— SUPPLIED MATERIAL —
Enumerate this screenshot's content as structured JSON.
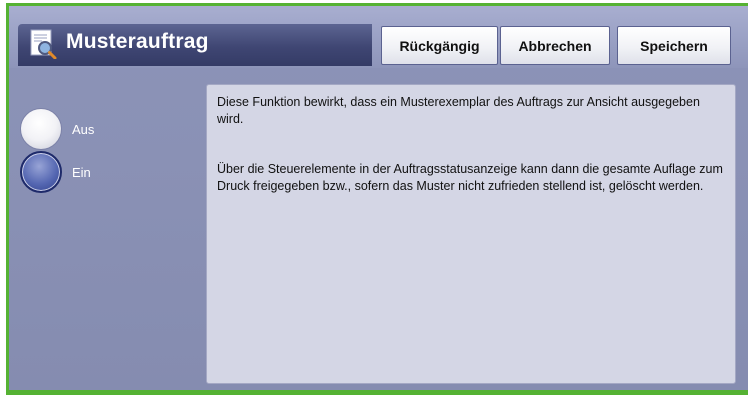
{
  "header": {
    "title": "Musterauftrag",
    "title_icon": "document-magnifier-icon",
    "buttons": {
      "undo_label": "Rückgängig",
      "cancel_label": "Abbrechen",
      "save_label": "Speichern"
    }
  },
  "options": {
    "items": [
      {
        "label": "Aus",
        "selected": false
      },
      {
        "label": "Ein",
        "selected": true
      }
    ]
  },
  "description": {
    "paragraph_1": "Diese Funktion bewirkt, dass ein Musterexemplar des Auftrags zur Ansicht ausgegeben wird.",
    "paragraph_2": "Über die Steuerelemente in der Auftragsstatusanzeige kann dann die gesamte Auflage zum Druck freigegeben bzw., sofern das Muster nicht zufrieden stellend ist, gelöscht werden."
  },
  "colors": {
    "frame_accent": "#55b233",
    "title_bar": "#3f4673",
    "background": "#8a91b5",
    "description_panel": "#d4d6e5",
    "radio_selected": "#5567b2"
  }
}
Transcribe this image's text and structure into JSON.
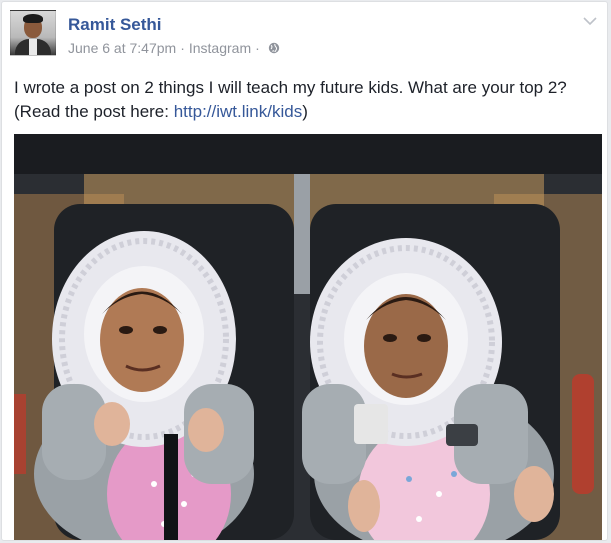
{
  "post": {
    "author": "Ramit Sethi",
    "date": "June 6 at 7:47pm",
    "source": "Instagram",
    "separator": "·",
    "privacy_icon": "globe-icon",
    "menu_icon": "chevron-down-icon",
    "text_line1": "I wrote a post on 2 things I will teach my future kids. What are your top 2?",
    "text_line2_prefix": "(Read the post here: ",
    "link_text": "http://iwt.link/kids",
    "text_line2_suffix": ")"
  },
  "colors": {
    "author": "#365899",
    "link": "#365899",
    "meta": "#90949c",
    "text": "#1d2129"
  }
}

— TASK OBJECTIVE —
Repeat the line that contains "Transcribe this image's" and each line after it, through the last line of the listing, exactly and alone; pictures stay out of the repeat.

— TASK RESPONSE —
Transcribe this image's text and structure into JSON.
{
  "post": {
    "author": "Ramit Sethi",
    "date": "June 6 at 7:47pm",
    "source": "Instagram",
    "separator": "·",
    "privacy_icon": "globe-icon",
    "menu_icon": "chevron-down-icon",
    "text_line1": "I wrote a post on 2 things I will teach my future kids. What are your top 2?",
    "text_line2_prefix": "(Read the post here: ",
    "link_text": "http://iwt.link/kids",
    "text_line2_suffix": ")"
  },
  "colors": {
    "author": "#365899",
    "link": "#365899",
    "meta": "#90949c",
    "text": "#1d2129"
  }
}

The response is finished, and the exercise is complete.